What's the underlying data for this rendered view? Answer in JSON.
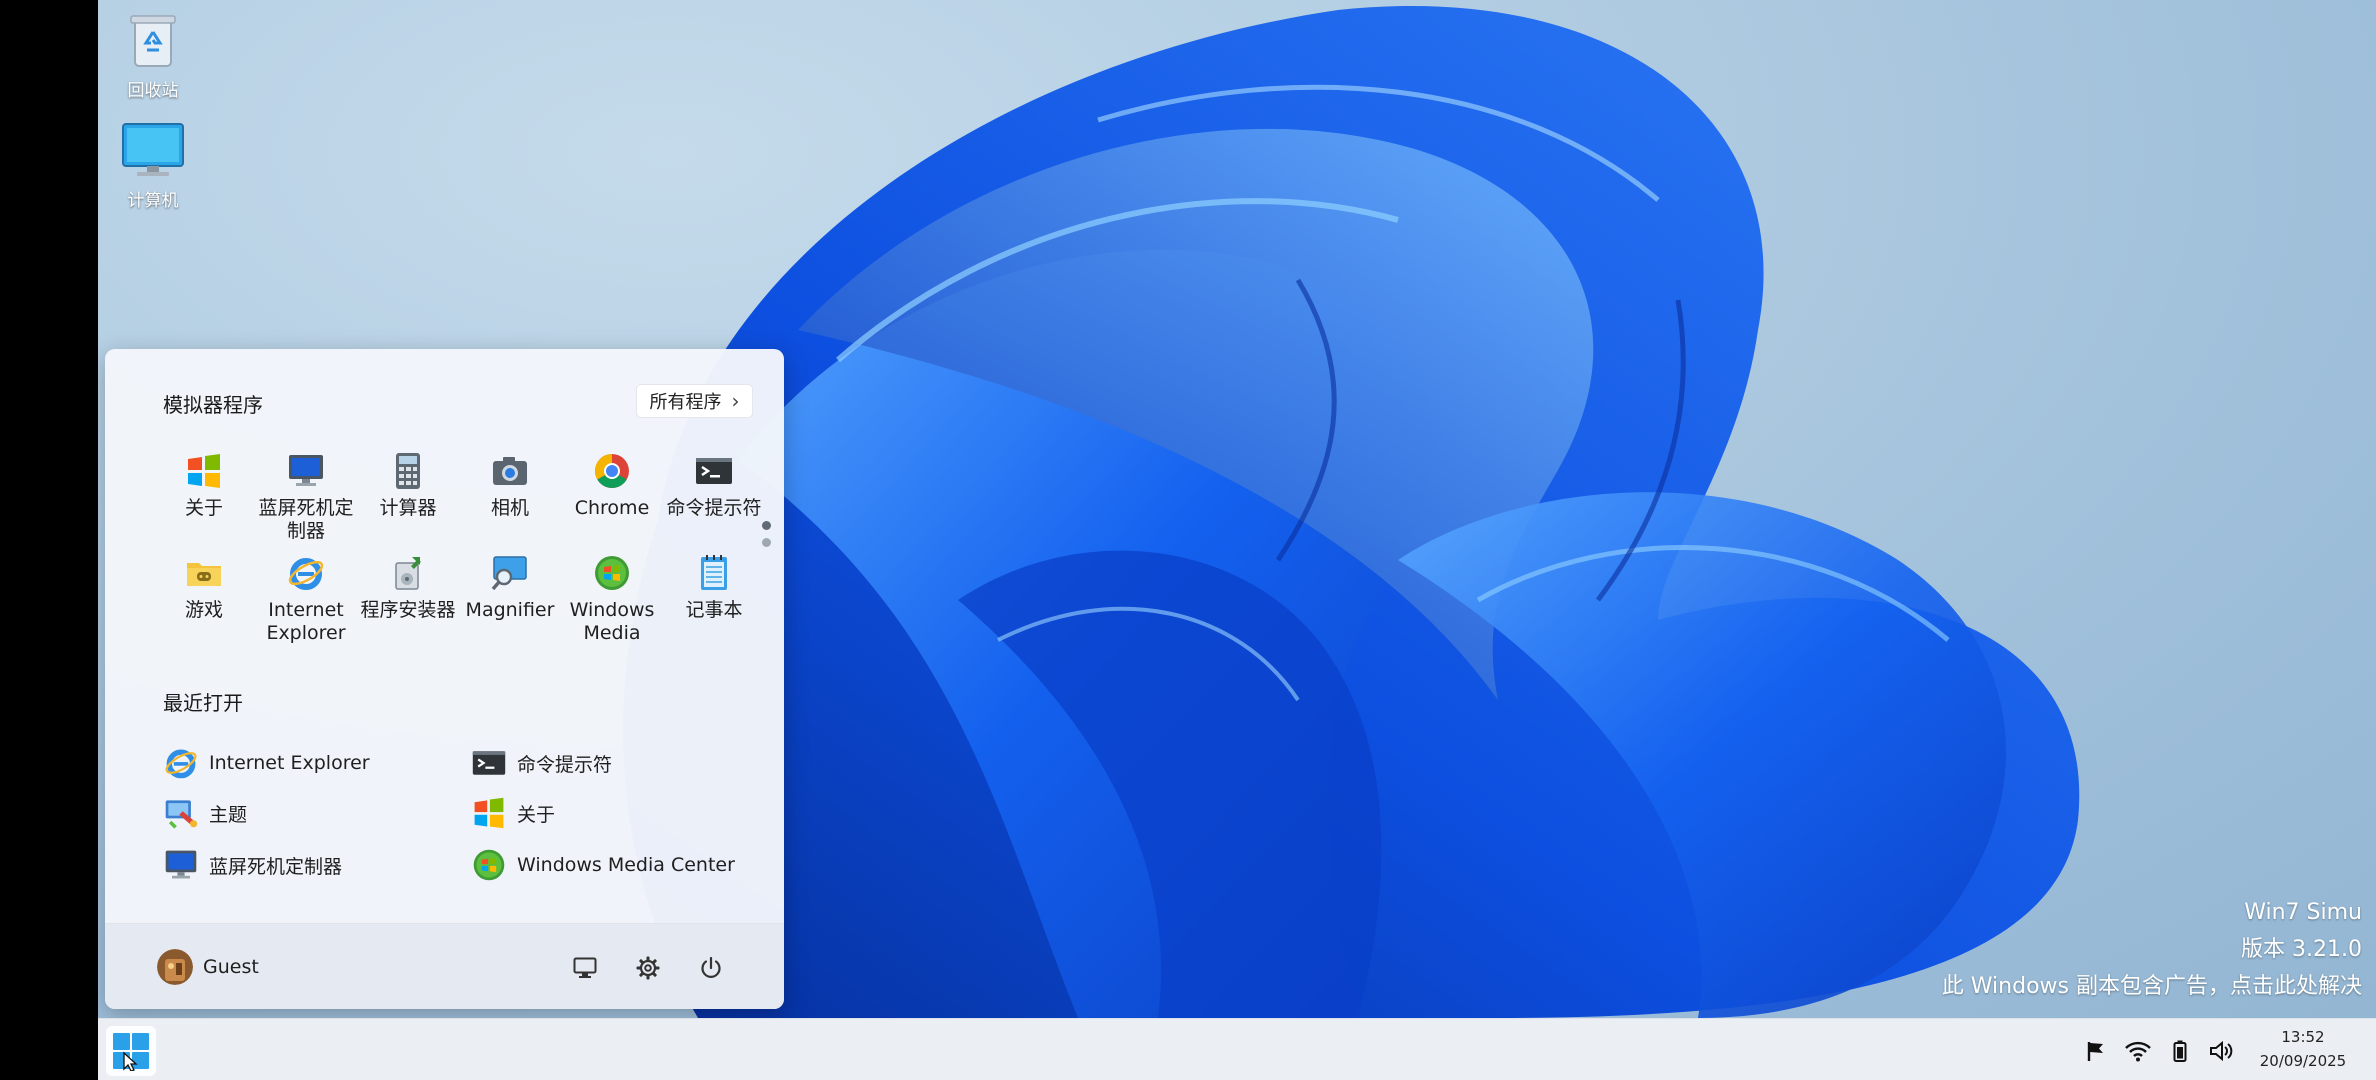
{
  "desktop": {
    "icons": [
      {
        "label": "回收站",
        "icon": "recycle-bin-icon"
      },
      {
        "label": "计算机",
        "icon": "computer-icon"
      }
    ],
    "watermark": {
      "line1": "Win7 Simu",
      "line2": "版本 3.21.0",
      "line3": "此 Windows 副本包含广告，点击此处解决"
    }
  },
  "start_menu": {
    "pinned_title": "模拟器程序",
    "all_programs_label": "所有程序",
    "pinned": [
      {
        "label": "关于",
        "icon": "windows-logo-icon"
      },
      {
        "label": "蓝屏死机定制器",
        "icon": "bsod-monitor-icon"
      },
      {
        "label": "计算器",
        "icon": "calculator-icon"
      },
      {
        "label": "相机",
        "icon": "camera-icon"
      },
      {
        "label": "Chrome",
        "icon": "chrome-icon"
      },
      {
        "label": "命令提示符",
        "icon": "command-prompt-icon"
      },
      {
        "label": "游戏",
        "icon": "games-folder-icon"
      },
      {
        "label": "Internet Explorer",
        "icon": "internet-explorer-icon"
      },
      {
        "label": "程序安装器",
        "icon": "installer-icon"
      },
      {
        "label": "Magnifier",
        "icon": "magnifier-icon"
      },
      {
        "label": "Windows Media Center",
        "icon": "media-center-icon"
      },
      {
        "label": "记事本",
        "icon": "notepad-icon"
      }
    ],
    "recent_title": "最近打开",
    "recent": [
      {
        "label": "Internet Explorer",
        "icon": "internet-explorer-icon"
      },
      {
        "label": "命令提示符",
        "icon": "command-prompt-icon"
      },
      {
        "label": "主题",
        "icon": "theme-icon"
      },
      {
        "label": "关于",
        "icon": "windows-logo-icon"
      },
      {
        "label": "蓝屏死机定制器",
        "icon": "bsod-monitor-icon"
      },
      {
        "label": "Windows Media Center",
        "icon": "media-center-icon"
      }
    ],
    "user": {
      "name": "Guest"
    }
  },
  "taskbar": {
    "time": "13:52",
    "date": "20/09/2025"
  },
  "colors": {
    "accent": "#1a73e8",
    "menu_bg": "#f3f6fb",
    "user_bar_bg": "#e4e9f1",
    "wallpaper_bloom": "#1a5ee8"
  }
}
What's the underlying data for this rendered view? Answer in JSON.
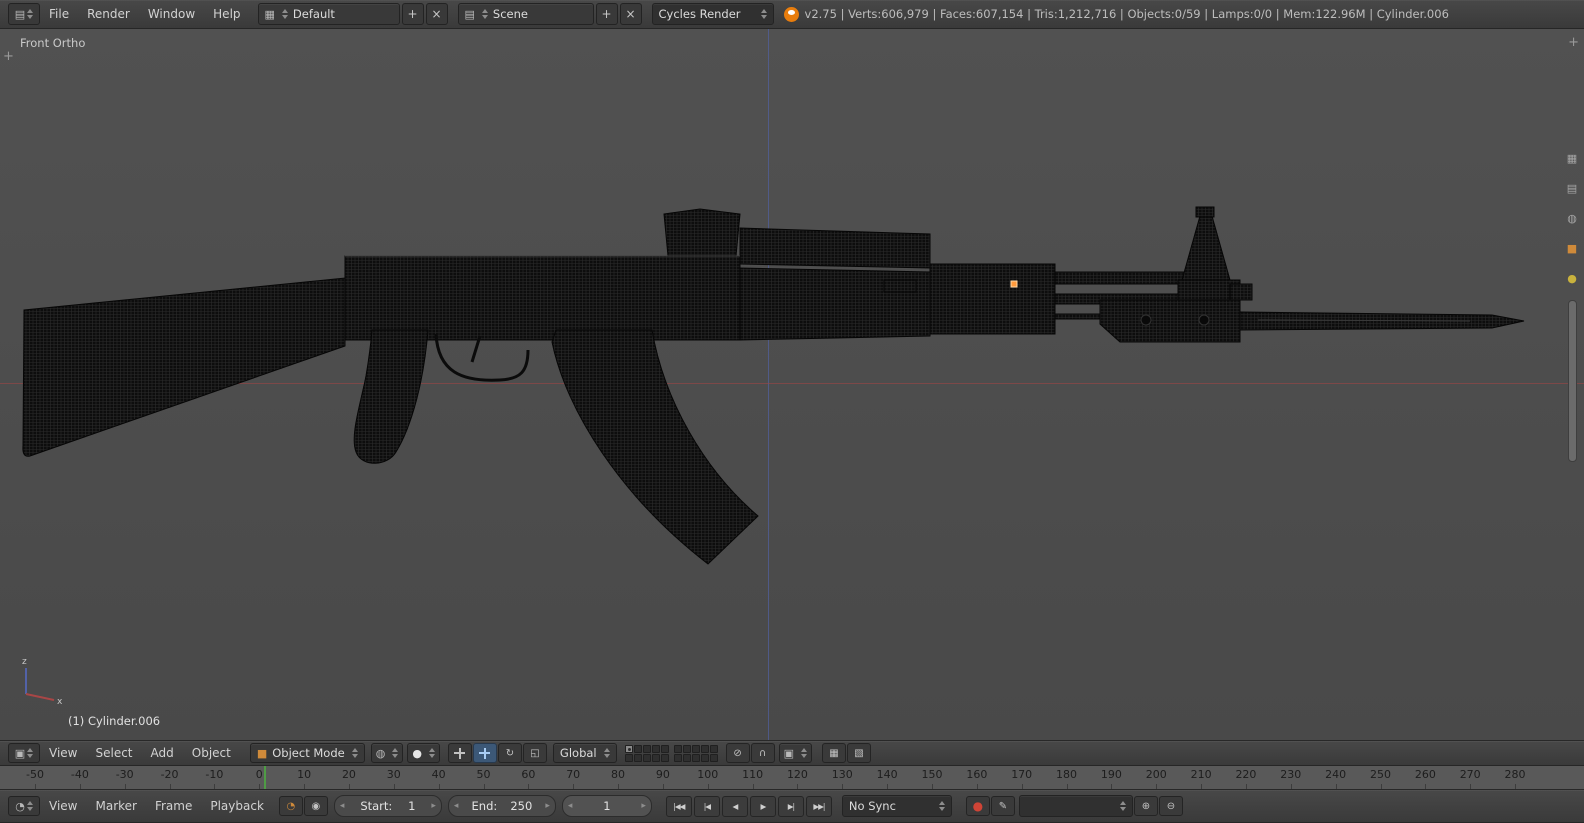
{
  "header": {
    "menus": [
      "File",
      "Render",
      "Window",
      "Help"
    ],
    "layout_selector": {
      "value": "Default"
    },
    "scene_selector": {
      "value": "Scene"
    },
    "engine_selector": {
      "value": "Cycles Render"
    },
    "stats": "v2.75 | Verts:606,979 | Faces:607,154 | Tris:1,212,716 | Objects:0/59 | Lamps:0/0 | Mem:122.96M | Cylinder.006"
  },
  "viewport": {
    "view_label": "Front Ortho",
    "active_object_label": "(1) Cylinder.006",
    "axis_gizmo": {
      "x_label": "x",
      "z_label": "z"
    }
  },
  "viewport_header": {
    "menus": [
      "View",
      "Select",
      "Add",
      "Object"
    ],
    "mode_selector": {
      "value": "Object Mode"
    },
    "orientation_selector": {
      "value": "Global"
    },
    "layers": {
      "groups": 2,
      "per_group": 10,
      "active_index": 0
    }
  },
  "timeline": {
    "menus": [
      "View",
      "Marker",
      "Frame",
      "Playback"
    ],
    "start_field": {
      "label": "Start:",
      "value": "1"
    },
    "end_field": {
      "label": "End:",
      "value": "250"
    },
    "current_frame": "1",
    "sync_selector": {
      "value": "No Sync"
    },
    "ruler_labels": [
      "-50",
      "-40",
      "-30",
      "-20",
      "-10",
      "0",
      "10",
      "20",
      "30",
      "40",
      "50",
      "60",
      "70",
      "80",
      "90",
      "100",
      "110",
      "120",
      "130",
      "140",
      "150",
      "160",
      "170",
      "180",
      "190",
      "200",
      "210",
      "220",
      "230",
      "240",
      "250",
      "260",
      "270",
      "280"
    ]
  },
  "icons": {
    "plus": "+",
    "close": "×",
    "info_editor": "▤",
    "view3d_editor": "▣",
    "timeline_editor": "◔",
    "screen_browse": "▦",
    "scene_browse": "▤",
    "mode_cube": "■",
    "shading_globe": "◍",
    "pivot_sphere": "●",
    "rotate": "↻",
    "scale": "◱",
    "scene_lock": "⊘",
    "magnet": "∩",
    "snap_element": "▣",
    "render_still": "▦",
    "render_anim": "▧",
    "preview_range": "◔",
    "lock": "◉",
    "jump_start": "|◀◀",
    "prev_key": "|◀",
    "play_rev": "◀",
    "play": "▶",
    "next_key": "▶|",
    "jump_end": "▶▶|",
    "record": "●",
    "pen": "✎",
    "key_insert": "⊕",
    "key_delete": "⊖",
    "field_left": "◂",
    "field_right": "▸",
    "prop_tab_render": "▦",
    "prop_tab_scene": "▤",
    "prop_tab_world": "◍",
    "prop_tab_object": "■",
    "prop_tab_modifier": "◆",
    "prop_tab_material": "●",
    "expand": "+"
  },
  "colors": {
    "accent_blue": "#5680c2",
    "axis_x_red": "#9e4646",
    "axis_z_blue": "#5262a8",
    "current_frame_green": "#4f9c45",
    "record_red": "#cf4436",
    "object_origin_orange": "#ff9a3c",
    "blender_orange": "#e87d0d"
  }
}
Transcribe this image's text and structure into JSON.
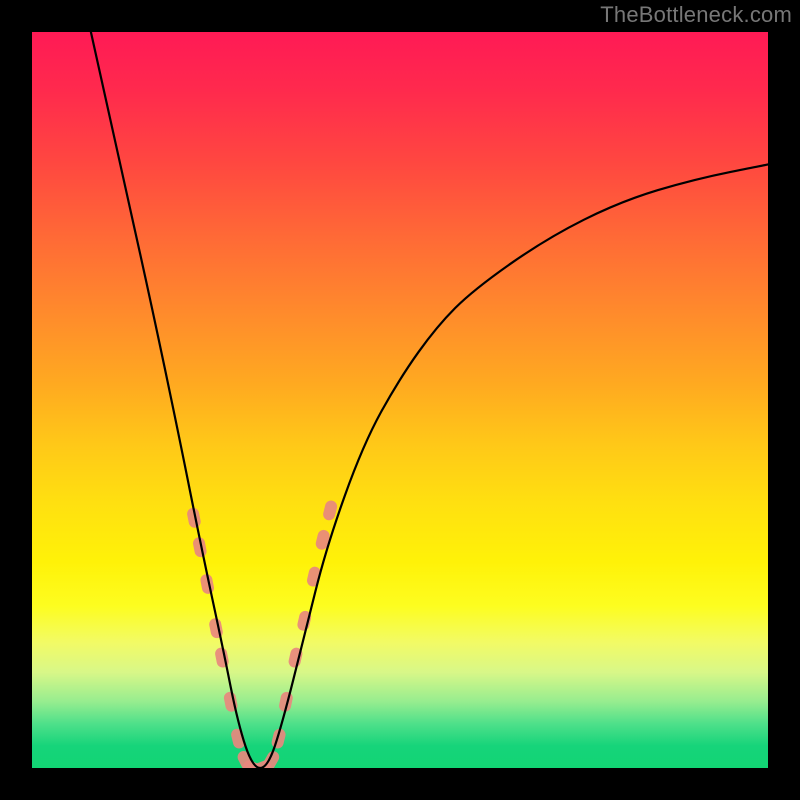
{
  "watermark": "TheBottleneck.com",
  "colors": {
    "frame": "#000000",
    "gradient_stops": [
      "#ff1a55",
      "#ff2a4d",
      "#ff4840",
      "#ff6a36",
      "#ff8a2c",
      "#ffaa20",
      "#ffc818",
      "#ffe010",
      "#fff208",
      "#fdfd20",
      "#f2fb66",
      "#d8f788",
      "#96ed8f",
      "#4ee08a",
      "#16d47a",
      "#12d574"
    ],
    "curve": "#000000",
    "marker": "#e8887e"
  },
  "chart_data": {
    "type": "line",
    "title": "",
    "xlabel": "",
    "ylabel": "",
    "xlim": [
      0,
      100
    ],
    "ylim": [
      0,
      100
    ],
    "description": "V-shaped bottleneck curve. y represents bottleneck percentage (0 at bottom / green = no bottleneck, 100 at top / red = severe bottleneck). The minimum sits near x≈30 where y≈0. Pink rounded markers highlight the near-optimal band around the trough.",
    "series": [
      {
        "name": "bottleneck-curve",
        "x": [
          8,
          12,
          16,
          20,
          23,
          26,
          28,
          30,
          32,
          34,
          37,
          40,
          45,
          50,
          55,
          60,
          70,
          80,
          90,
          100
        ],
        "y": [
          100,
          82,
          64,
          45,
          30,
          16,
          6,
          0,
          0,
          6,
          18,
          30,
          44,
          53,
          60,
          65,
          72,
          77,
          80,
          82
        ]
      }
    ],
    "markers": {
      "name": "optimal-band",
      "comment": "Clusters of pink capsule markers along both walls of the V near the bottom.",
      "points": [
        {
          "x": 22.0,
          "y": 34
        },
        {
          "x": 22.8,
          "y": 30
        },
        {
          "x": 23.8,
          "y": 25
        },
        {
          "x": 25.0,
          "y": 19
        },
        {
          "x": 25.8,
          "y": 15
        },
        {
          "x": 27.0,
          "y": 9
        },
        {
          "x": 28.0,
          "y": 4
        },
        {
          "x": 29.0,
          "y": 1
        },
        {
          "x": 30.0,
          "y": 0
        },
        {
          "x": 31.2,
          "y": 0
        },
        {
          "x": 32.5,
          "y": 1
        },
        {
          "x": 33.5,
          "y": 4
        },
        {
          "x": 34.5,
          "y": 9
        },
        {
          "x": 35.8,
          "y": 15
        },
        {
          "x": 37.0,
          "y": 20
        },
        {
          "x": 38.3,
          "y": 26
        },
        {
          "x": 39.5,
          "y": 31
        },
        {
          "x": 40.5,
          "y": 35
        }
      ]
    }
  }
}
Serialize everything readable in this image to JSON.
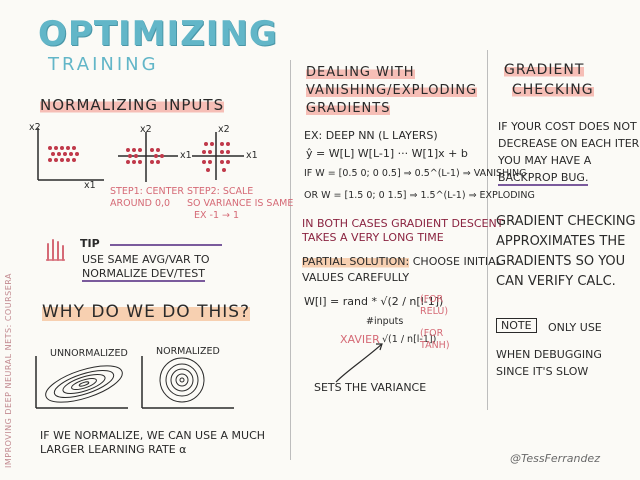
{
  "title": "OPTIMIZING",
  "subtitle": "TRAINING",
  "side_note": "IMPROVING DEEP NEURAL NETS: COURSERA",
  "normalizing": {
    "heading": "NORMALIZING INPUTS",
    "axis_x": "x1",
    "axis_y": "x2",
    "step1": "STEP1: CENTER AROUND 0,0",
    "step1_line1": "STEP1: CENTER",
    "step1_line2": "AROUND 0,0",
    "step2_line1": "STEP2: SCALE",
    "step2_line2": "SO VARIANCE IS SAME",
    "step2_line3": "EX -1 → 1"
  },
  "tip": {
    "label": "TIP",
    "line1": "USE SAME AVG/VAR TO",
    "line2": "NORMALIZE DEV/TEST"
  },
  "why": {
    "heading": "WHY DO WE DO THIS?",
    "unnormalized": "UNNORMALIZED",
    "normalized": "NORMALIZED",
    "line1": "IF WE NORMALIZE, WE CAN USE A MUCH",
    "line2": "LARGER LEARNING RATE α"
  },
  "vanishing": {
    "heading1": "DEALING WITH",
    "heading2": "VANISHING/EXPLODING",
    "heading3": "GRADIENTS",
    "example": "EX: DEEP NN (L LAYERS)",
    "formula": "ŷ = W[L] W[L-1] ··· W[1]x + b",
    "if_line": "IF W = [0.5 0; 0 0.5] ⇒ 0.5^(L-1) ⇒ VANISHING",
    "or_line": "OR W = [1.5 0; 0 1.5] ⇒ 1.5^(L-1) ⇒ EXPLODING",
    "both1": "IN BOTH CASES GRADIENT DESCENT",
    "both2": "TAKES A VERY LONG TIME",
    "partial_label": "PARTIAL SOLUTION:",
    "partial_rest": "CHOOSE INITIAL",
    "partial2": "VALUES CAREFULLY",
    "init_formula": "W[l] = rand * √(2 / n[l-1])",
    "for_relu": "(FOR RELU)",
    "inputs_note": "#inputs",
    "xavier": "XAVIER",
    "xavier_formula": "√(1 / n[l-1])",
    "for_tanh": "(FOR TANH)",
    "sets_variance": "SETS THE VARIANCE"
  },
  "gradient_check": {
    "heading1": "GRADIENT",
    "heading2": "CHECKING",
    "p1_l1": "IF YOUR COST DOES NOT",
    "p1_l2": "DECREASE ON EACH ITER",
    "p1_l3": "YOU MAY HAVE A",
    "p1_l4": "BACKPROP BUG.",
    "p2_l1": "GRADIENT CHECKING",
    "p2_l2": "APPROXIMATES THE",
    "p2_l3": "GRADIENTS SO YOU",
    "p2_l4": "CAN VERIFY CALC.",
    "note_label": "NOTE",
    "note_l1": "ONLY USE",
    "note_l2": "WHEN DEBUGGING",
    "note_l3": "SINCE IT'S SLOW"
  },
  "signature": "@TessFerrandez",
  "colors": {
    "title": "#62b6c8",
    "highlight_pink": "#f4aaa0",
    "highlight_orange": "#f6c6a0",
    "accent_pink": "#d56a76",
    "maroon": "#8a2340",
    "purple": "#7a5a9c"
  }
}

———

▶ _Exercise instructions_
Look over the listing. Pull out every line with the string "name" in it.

▶ _Written answer_
      "name": "Guest"
        "name": "bottleneck-curve",
      "name": "optimal-band",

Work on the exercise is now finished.